The αvβ3-integrin is expressed in angiogenic vessels in response to hypoxia and represents a potential novel target for imaging myocardial angiogenesis. This study evaluated the feasibility of noninvasively tracking hypoxia-induced αvβ3-integrin activation within the myocardium as a marker of angiogenesis early after myocardial infarction. Acute myocardial infarction was produced by coronary artery occlusion in rodent and canine studies. A novel 111In-labeled radiotracer targeted at the αvβ3-integrin (111In-RP748) was used to localize regions of hypoxia-induced angiogenesis early after infarction. In rodent studies, the specificity of 111In-RP748 for αvβ3-integrin was confirmed with a negative control compound (111In-RP790), and regional uptake of these compounds correlated with 201Tl perfusion and a 99mTc-labeled nitroimidazole (BRU59-21), which was used as a quantitative marker of myocardial hypoxia. The ex vivo analysis demonstrated that only 111In-RP748 was selectively retained in infarcted regions with reduced 201Tl perfusion and correlated with uptake of BRU59-21. In canine studies, myocardial uptake of 111In-RP748 was assessed using in vivo single-photon-emission computed tomography (SPECT), ex vivo planar imaging, and gamma well counting of myocardial tissue and correlated with 99mTc-labeled 2-methoxy-2-methyl-propylisonitrile ( 99mTc-sestamibi) perfusion. Dual-radiotracer in vivo SPECT imaging of 111In-RP748 and 99mTc-sestamibi provided visualization of 111In-RP748 uptake within the infarct region, which was confirmed by ex vivo planar imaging of excised myocardial slices.
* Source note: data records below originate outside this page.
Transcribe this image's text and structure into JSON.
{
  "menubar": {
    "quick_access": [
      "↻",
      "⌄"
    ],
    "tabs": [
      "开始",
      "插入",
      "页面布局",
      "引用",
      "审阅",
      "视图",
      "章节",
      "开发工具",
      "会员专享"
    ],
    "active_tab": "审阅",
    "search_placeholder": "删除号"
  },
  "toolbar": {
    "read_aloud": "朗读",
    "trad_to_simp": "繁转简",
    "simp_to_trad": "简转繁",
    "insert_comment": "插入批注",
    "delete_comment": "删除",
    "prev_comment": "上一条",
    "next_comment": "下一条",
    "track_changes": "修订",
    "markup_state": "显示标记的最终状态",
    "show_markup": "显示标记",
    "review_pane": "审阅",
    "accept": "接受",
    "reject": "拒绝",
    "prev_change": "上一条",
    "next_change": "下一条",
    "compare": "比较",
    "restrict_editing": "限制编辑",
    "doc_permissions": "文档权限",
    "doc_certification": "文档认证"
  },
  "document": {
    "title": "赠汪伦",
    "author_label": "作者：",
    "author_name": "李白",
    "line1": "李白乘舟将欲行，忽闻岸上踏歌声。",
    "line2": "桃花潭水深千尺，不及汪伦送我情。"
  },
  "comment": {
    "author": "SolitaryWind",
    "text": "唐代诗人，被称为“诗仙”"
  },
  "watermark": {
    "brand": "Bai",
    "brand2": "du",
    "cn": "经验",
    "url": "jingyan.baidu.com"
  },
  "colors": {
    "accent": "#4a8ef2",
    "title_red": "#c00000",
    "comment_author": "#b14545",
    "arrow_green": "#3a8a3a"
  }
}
Myocardial 111In-RP748 retention was associated with histological evidence of αvβ3-integrin expression/activation in the infarct region. 111In-RP748 imaging provides a novel noninvasive approach for evaluation of hypoxia-induced αvβ3-integrin activation in myocardium early after infarction and may prove useful for directing and evaluating angiogenic therapies in patients with ischemic heart disease.
- Myocardial infarction
- Radiotracer imaging
ASJC Scopus subject areas
- Physiology (medical)
- Orthopedics and Sports Medicine
- Physical Therapy, Sports Therapy and Rehabilitation